AIM OF THE EXERCISE:
Produce a verbatim copy of the entries listed below.

Dataset excerpts:
((

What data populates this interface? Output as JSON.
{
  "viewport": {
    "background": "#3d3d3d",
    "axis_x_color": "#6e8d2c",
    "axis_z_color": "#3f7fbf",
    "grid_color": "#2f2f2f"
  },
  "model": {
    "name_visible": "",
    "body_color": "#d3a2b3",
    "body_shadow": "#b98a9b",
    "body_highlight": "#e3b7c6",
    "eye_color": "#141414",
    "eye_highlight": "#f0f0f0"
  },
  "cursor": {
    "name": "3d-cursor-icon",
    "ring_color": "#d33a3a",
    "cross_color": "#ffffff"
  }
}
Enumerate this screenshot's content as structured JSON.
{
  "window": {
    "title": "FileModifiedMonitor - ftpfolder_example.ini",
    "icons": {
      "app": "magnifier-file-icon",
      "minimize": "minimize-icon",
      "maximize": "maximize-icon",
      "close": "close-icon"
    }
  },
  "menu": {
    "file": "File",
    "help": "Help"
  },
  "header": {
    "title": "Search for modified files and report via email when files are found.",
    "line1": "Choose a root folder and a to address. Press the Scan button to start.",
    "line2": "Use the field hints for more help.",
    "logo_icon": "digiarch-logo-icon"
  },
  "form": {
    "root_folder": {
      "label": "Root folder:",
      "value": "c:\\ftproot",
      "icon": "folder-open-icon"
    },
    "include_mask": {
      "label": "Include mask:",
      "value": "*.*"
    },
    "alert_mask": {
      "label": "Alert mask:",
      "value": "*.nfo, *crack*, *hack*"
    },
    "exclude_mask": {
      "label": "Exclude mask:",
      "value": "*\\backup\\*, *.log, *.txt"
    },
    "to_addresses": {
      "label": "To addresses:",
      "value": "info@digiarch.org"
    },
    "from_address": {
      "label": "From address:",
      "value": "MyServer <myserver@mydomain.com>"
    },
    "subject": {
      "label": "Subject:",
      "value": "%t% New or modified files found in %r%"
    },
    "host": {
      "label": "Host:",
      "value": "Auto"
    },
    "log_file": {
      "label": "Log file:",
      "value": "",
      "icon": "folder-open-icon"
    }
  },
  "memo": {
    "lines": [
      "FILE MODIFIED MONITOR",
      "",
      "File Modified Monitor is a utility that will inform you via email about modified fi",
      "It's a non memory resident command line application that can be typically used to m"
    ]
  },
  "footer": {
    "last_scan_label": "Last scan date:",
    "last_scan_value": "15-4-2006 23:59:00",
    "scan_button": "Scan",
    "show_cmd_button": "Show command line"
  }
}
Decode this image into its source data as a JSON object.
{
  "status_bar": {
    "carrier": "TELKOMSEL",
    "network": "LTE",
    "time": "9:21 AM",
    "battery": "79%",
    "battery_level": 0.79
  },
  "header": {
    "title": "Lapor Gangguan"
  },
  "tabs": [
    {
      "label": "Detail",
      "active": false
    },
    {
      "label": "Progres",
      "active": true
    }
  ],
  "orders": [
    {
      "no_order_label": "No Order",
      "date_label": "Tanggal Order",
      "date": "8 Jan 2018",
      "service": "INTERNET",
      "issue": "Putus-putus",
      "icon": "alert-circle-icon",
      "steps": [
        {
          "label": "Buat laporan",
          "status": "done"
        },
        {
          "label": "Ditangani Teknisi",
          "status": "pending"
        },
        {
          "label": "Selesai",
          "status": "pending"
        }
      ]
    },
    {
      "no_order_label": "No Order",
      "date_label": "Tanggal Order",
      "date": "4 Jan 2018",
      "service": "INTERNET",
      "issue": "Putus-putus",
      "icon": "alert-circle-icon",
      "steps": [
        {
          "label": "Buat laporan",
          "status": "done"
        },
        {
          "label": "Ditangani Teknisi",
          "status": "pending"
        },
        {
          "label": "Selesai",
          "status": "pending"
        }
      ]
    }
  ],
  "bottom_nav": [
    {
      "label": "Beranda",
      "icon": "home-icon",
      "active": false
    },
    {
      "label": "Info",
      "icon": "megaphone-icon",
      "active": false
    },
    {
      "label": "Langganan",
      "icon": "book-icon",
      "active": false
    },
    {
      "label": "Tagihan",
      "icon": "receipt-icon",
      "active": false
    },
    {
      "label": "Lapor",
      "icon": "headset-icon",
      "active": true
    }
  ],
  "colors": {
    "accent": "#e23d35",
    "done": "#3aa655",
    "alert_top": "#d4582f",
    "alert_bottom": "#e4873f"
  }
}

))

TASK OUTPUT:
What data populates this interface? Output as JSON.
{
  "viewport": {
    "background": "#3d3d3d",
    "axis_x_color": "#6e8d2c",
    "axis_z_color": "#3f7fbf",
    "grid_color": "#2f2f2f"
  },
  "model": {
    "name_visible": "",
    "body_color": "#d3a2b3",
    "body_shadow": "#b98a9b",
    "body_highlight": "#e3b7c6",
    "eye_color": "#141414",
    "eye_highlight": "#f0f0f0"
  },
  "cursor": {
    "name": "3d-cursor-icon",
    "ring_color": "#d33a3a",
    "cross_color": "#ffffff"
  }
}
Enumerate this screenshot's content as structured JSON.
{
  "window": {
    "title": "FileModifiedMonitor - ftpfolder_example.ini",
    "icons": {
      "app": "magnifier-file-icon",
      "minimize": "minimize-icon",
      "maximize": "maximize-icon",
      "close": "close-icon"
    }
  },
  "menu": {
    "file": "File",
    "help": "Help"
  },
  "header": {
    "title": "Search for modified files and report via email when files are found.",
    "line1": "Choose a root folder and a to address. Press the Scan button to start.",
    "line2": "Use the field hints for more help.",
    "logo_icon": "digiarch-logo-icon"
  },
  "form": {
    "root_folder": {
      "label": "Root folder:",
      "value": "c:\\ftproot",
      "icon": "folder-open-icon"
    },
    "include_mask": {
      "label": "Include mask:",
      "value": "*.*"
    },
    "alert_mask": {
      "label": "Alert mask:",
      "value": "*.nfo, *crack*, *hack*"
    },
    "exclude_mask": {
      "label": "Exclude mask:",
      "value": "*\\backup\\*, *.log, *.txt"
    },
    "to_addresses": {
      "label": "To addresses:",
      "value": "info@digiarch.org"
    },
    "from_address": {
      "label": "From address:",
      "value": "MyServer <myserver@mydomain.com>"
    },
    "subject": {
      "label": "Subject:",
      "value": "%t% New or modified files found in %r%"
    },
    "host": {
      "label": "Host:",
      "value": "Auto"
    },
    "log_file": {
      "label": "Log file:",
      "value": "",
      "icon": "folder-open-icon"
    }
  },
  "memo": {
    "lines": [
      "FILE MODIFIED MONITOR",
      "",
      "File Modified Monitor is a utility that will inform you via email about modified fi",
      "It's a non memory resident command line application that can be typically used to m"
    ]
  },
  "footer": {
    "last_scan_label": "Last scan date:",
    "last_scan_value": "15-4-2006 23:59:00",
    "scan_button": "Scan",
    "show_cmd_button": "Show command line"
  }
}
Decode this image into its source data as a JSON object.
{
  "status_bar": {
    "carrier": "TELKOMSEL",
    "network": "LTE",
    "time": "9:21 AM",
    "battery": "79%",
    "battery_level": 0.79
  },
  "header": {
    "title": "Lapor Gangguan"
  },
  "tabs": [
    {
      "label": "Detail",
      "active": false
    },
    {
      "label": "Progres",
      "active": true
    }
  ],
  "orders": [
    {
      "no_order_label": "No Order",
      "date_label": "Tanggal Order",
      "date": "8 Jan 2018",
      "service": "INTERNET",
      "issue": "Putus-putus",
      "icon": "alert-circle-icon",
      "steps": [
        {
          "label": "Buat laporan",
          "status": "done"
        },
        {
          "label": "Ditangani Teknisi",
          "status": "pending"
        },
        {
          "label": "Selesai",
          "status": "pending"
        }
      ]
    },
    {
      "no_order_label": "No Order",
      "date_label": "Tanggal Order",
      "date": "4 Jan 2018",
      "service": "INTERNET",
      "issue": "Putus-putus",
      "icon": "alert-circle-icon",
      "steps": [
        {
          "label": "Buat laporan",
          "status": "done"
        },
        {
          "label": "Ditangani Teknisi",
          "status": "pending"
        },
        {
          "label": "Selesai",
          "status": "pending"
        }
      ]
    }
  ],
  "bottom_nav": [
    {
      "label": "Beranda",
      "icon": "home-icon",
      "active": false
    },
    {
      "label": "Info",
      "icon": "megaphone-icon",
      "active": false
    },
    {
      "label": "Langganan",
      "icon": "book-icon",
      "active": false
    },
    {
      "label": "Tagihan",
      "icon": "receipt-icon",
      "active": false
    },
    {
      "label": "Lapor",
      "icon": "headset-icon",
      "active": true
    }
  ],
  "colors": {
    "accent": "#e23d35",
    "done": "#3aa655",
    "alert_top": "#d4582f",
    "alert_bottom": "#e4873f"
  }
}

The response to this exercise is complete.